This excerpt taken from the EXPD 8-K filed Nov 20, 2006.
20. Can you discuss the importance of North American ground and rail to Expeditors? Where do these modes fit in your plans as you continue to grow?
Rail as a link for international shipments arriving at or moving to a North American port is critical to our ocean product. Currently, the vast majority of this coordination is done through the ocean carriers. This could change at some point in the future. One thing we can agree on is that the reliance on rail transport, regardless of who manages it, will only get more critical over time.
Ground service is also a necessary component of moving international shipments to and from international gateways, for both ocean and air. In addition to the requirements for moving international shipments to and from inland locations, we have, during the last several years, begun to develop a domestic transportation network. This network focuses on moving freight from point to point domestic locations. The product is progressing nicely and is having the desired result of gained efficiencies on freight moved to and from international gateways.
21. Throughout your investor documents, you indicate that incentive plans are based on operating profits. I would like to know how you define operating profits. I would typically view operating profits as profits before non-operating income, non-operating expenses, and before interest and taxes. Alternatively, operating profits would be defined as gross revenues less cost of purchased services, less operating expenses.
Were not sure how many different ways there are to define operating profits, having always believed this to be a fairly universally defined concept. We would agree with your assessment, in both its alternatives, but do find ourselves musing somewhat about what strange experience you might have had that would have caused you to feel the need to seek confirmation of what you already seem to understand. We know that there are a lot of people out there doing a lot of novel and strange things in the name of financial analysis these days. We wouldnt have thought that even some of the more twisted and/or innovative financial analysis applications could blur the meaning of a staple of financial reporting that was ground into most of us in Accounting 101. At any event, in looking at what youve written, we think youve got itboth of them!

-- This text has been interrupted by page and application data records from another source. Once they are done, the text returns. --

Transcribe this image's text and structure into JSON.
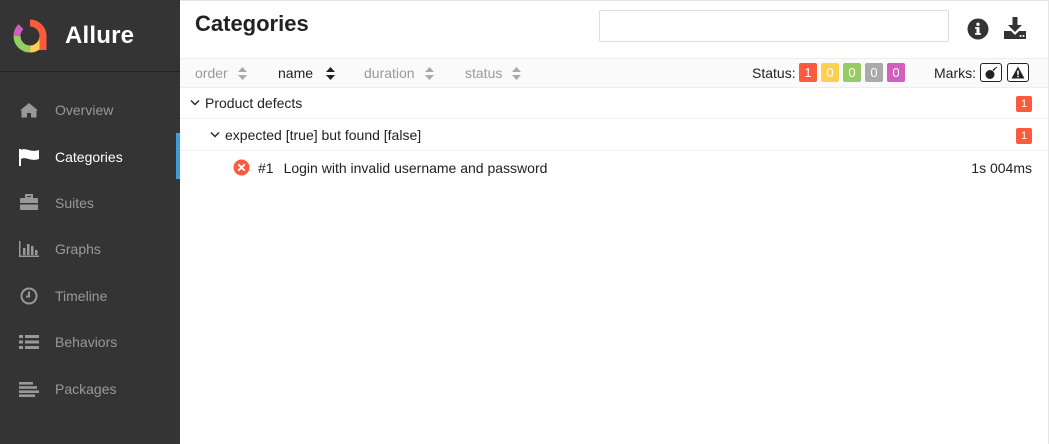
{
  "brand": {
    "name": "Allure"
  },
  "nav": [
    {
      "label": "Overview",
      "icon": "home-icon",
      "active": false
    },
    {
      "label": "Categories",
      "icon": "flag-icon",
      "active": true
    },
    {
      "label": "Suites",
      "icon": "briefcase-icon",
      "active": false
    },
    {
      "label": "Graphs",
      "icon": "bar-chart-icon",
      "active": false
    },
    {
      "label": "Timeline",
      "icon": "clock-icon",
      "active": false
    },
    {
      "label": "Behaviors",
      "icon": "list-icon",
      "active": false
    },
    {
      "label": "Packages",
      "icon": "align-left-icon",
      "active": false
    }
  ],
  "header": {
    "title": "Categories",
    "search_value": ""
  },
  "sort": [
    {
      "label": "order",
      "active": false
    },
    {
      "label": "name",
      "active": true
    },
    {
      "label": "duration",
      "active": false
    },
    {
      "label": "status",
      "active": false
    }
  ],
  "status_filter": {
    "label": "Status:",
    "counts": [
      {
        "status": "failed",
        "value": "1",
        "color": "#fd5a3e"
      },
      {
        "status": "broken",
        "value": "0",
        "color": "#ffd050"
      },
      {
        "status": "passed",
        "value": "0",
        "color": "#97cc64"
      },
      {
        "status": "skipped",
        "value": "0",
        "color": "#aaaaaa"
      },
      {
        "status": "unknown",
        "value": "0",
        "color": "#d35ebe"
      }
    ]
  },
  "marks": {
    "label": "Marks:",
    "items": [
      "flaky-bomb-icon",
      "warning-triangle-icon"
    ]
  },
  "tree": {
    "category": {
      "label": "Product defects",
      "count": "1"
    },
    "subcategory": {
      "label": "expected [true] but found [false]",
      "count": "1"
    },
    "test_case": {
      "number": "#1",
      "name": "Login with invalid username and password",
      "duration": "1s 004ms",
      "status": "failed"
    }
  },
  "colors": {
    "sidebar": "#343434",
    "accent": "#3d9ddb",
    "failed": "#fd5a3e"
  }
}
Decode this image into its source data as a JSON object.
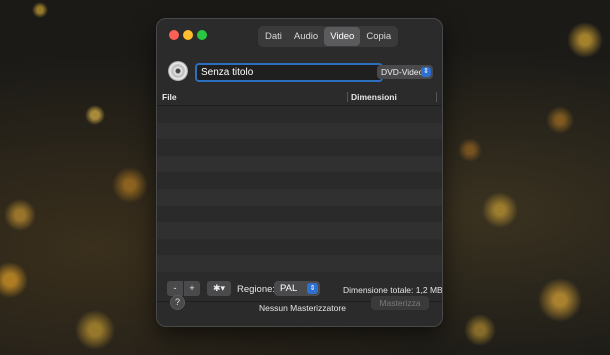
{
  "tabs": [
    "Dati",
    "Audio",
    "Video",
    "Copia"
  ],
  "active_tab": "Video",
  "disc_name": "Senza titolo",
  "disc_type": "DVD-Video",
  "table": {
    "col_file": "File",
    "col_size": "Dimensioni",
    "rows": []
  },
  "toolbar": {
    "minus": "-",
    "plus": "+",
    "gear": "✱▾",
    "region_label": "Regione:",
    "region_value": "PAL",
    "total_size": "Dimensione totale: 1,2 MB"
  },
  "footer": {
    "help": "?",
    "status": "Nessun Masterizzatore",
    "burn": "Masterizza"
  },
  "colors": {
    "accent": "#2f6fd0",
    "focus_ring": "#2d6fbe",
    "traffic_close": "#fe5f57",
    "traffic_min": "#febc2e",
    "traffic_max": "#28c840"
  }
}
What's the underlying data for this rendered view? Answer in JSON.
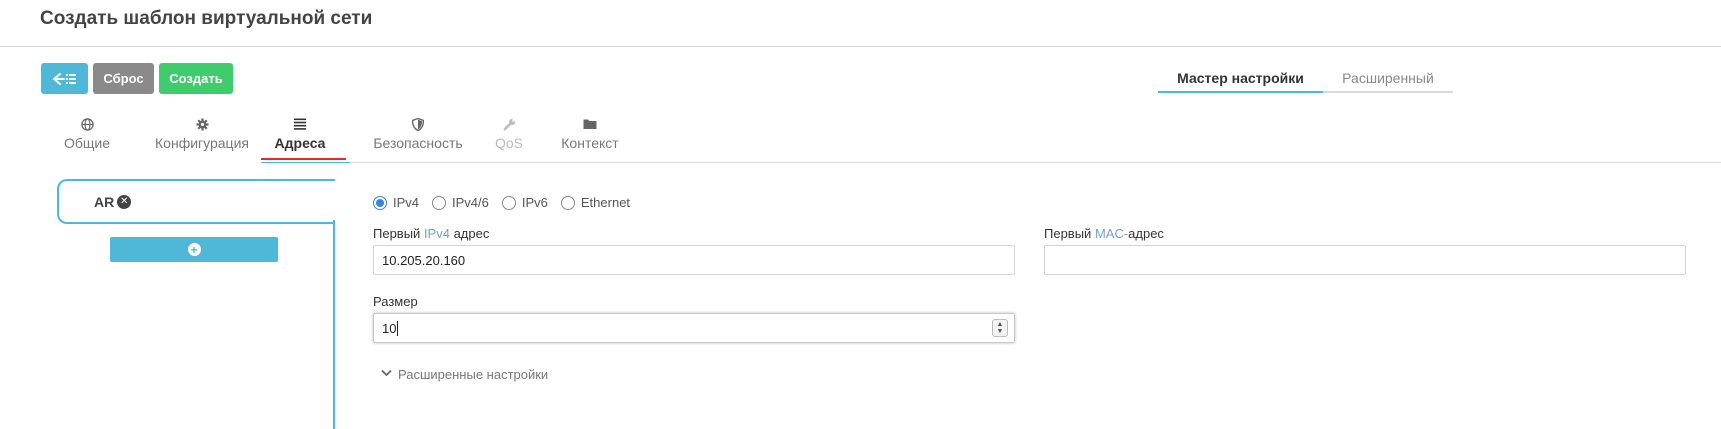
{
  "page": {
    "title": "Создать шаблон виртуальной сети"
  },
  "toolbar": {
    "back_icon": "arrow-left-list-icon",
    "reset_label": "Сброс",
    "create_label": "Создать"
  },
  "mode_tabs": [
    {
      "label": "Мастер настройки",
      "active": true
    },
    {
      "label": "Расширенный",
      "active": false
    }
  ],
  "section_tabs": [
    {
      "label": "Общие",
      "icon": "globe-icon",
      "glyph": "🌐"
    },
    {
      "label": "Конфигурация",
      "icon": "cog-icon",
      "glyph": "⚙"
    },
    {
      "label": "Адреса",
      "icon": "list-icon",
      "glyph": "≣",
      "active": true
    },
    {
      "label": "Безопасность",
      "icon": "shield-icon",
      "glyph": "◈"
    },
    {
      "label": "QoS",
      "icon": "wrench-icon",
      "glyph": "🔧",
      "disabled": true
    },
    {
      "label": "Контекст",
      "icon": "folder-icon",
      "glyph": "▬"
    }
  ],
  "ranges": [
    {
      "label": "AR"
    }
  ],
  "address_type": {
    "options": [
      "IPv4",
      "IPv4/6",
      "IPv6",
      "Ethernet"
    ],
    "selected": "IPv4"
  },
  "form": {
    "ipv4_label_prefix": "Первый ",
    "ipv4_label_hl": "IPv4",
    "ipv4_label_suffix": " адрес",
    "ipv4_value": "10.205.20.160",
    "mac_label_prefix": "Первый ",
    "mac_label_hl": "MAC-",
    "mac_label_suffix": "адрес",
    "mac_value": "",
    "size_label": "Размер",
    "size_value": "10",
    "advanced_label": "Расширенные настройки"
  },
  "colors": {
    "accent": "#4fb8d9",
    "reset": "#8a8a8a",
    "create": "#3fcc6e",
    "active_tab_underline": "#e02b2b",
    "radio_checked": "#3b82e0"
  }
}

22.. I was going through your historical 8-Ks and found that you guys occasionally provide details on container and airfreight volumes on a monthly and quarterly basis. I was wondering if you could provide it on a historical basis so we can fill in gaps in the historical data series going back maybe three years or so. It would be helpful to know volume comparisons, particularly in light of moderating economic trends.
We have provided this information as of and when it was contemporaneously requested. Much of this information is contained within our 10-Qs and 10-Ks. Were not sure what volume comparisons youre talking about or how helpful they would be in assessing whatever moderating economic trends people seem to be expecting.